There are two types of bank customers who want to buy a house: rushed or patient. Those who want things done ASAP apply for a mortgage. The others go to one of the two local housing banks giving loans in a Bauspar system.
This is a collective self-help system consisting of a savings phase prior to the investment and a loan phase after the actual investment. In Romania, clients also receive a state subsidy of 15 percent of their savings annually, not exceeding EUR 150.
Raiffeisen Banca pentru Locuinte (RBL) is the veteran of the Romanian Bauspar market, having started its activity in June 2004. RBL now has a market share above 90 percent. The bank has yet to turn a profit, but will break even in 2009 at the latest, considering the year on year growth figures, said RBL president Ionut Costea.
“The Romanian housing market is continuously growing and the offer for houses does not cover the demand at present. Figures are telling us that it will be several years until this happens,” said Costea.
“We expect the growth rate of housing banks this year to exceed last year's and maintain a clear rising trend in the coming years,” said Petre Tulin, president of the other housing bank on the market, HVB Banca pentru Locuinte (HVB BpL).
“In developed countries, where the Bauspar system has been around for at least 10 years, these type of contracts account for at least 30 percent of the total house financing. Following European accession, we estimate that Bauspar contracts will reach comparable levels in Romania as well, provided that the legislation is stable,” said Tulin.
Indeed, growth rates are encouraging. RBL doubled its loan portfolio last year against 2005, reaching EUR 55 million. This proves that Romanians are increasingly turning to housing banks for their homes and have got past their initial guardedness about the odd-sounding Bauspar products, said Costea.
HVB BpL has also tripled the number of contracts to 11,000 in 2006 and is maintaining the growth pace in 2007. “In the first quarter of 2007, the number of contracts has doubled compared to the corresponding period of last year. The contracted value has gone up 3.5 fold, reaching EUR 65 million,” said Tulin.
The business is growing, allowing banks to expand their product range. Last year, RBL started putting out loans in RON and is now considering the launch of loans in Euro, said Costea. The bank will also put out mortgages with advance payments under the current 25 percent as soon as the Central Bank approves RBL's new crediting conditions probably at the beginning of July, said the bank's vice-president Luminita Manolache. There will be certain clients for whom the bank will not require any advance payment, she said.
Both HVB BpL and RBL use multiple distribution channels for their products. HVB BpL has four regional centers, a collaboration with banks UniCredit and HVB-Tiriac and a partnership with the Creditcoop network.
RBL uses its own agencies and the 3,500 active collaborators working in them, Raiffeisen Bank outlets and those of business partners.
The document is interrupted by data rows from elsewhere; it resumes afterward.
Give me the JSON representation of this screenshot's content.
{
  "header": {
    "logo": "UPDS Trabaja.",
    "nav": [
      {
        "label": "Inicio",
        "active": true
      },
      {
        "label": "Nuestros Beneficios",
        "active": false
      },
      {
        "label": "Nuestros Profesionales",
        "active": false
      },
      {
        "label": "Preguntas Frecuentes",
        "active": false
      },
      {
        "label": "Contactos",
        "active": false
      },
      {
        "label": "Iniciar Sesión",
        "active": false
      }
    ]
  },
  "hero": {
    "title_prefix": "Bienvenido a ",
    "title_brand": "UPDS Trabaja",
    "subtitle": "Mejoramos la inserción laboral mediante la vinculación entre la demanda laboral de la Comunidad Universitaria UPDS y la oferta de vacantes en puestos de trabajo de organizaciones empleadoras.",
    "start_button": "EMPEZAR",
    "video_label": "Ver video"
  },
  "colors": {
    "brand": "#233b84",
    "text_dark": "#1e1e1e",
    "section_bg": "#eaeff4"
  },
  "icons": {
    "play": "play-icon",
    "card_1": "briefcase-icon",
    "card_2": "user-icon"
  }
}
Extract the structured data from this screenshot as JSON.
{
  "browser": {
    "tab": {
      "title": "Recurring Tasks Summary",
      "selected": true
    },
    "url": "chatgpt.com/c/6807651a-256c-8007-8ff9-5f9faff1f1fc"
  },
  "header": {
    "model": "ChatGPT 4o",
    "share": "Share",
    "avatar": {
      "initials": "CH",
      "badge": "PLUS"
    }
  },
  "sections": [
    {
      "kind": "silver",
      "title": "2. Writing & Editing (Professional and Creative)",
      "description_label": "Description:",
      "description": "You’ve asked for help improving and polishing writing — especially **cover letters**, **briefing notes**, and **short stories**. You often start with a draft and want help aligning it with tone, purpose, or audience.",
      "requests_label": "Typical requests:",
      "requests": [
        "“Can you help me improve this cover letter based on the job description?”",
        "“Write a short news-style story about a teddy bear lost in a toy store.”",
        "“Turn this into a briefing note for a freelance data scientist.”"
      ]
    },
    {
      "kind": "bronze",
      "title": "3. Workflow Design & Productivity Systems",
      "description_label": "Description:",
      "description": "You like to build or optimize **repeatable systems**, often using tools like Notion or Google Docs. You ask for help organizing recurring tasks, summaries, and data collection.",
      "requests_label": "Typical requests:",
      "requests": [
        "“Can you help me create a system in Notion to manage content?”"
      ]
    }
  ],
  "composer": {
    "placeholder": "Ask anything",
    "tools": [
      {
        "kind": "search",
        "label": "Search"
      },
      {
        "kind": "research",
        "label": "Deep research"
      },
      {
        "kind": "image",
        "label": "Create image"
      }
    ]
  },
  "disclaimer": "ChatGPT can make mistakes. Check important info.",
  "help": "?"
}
One such partner is Volksbank, which does not have its own Bauspar product and is marketing RBL's services instead.
The diversification of distribution channels will increase further once the product gains more awareness and extends to brokers, insurers and post offices, said Tulin. However, this is but one of the two major business trends on the housing market at present. The second one regards the integration of Bauspar products with traditional ones.
“It is to be expected that Bauspar products will start being used as advance payments for mortgages, as means to refinance previous loans or as a way to provide connected services like the opening of a current account or the issue of a credit card,” said Tulin.
Other banks have seen the potential in housing products and are seizing the opportunity to get their share of the market.
The National Savings House (CEC) will launch a housing bank this year and has already taken up the project with the Central Bank, said president Eugen Radulescu.
“The shareholder of the new housing bank will be CEC, not the Finance Ministry [the sole owner of CEC],” said Radulescu.
Banca Comerciala Romana (BCR), the biggest lender on the market, might also step into the housing market this year. Its specialized bank will be established with one of the companies within the Erste Bank group in Austria, BCR's main shareholder. The bank will thus try to ride the wave of booming mortgage levels anticipated for this year, said BCR president Nicolae Danila.
The coming of the two players is welcomed by the existing housing banks, as it will provide everyone with a smaller share of a bigger, more complex market and increase the awareness of Bauspar products.
“We expect that their entrance will result in a more substantial promotion of the Bauspar system, which can only help us reach our commercial objectives,” said Tulin.
Costea also greeted BCR and CEC's plans to become competitors and estimated that effects would appear as early as this year.
“In 2007, we plan to keep our market share as close as possible to 90 percent, but we are aware that it will not stay at its current level following the entrance of BCR and CEC on the market,” said the RBL president.
Further competition is expected and probably on its way.
“I estimate that the number of players on this market will go up in the coming years. Take the Czech Republic as an example, where there are already six Bauspar banks,” said Tulin.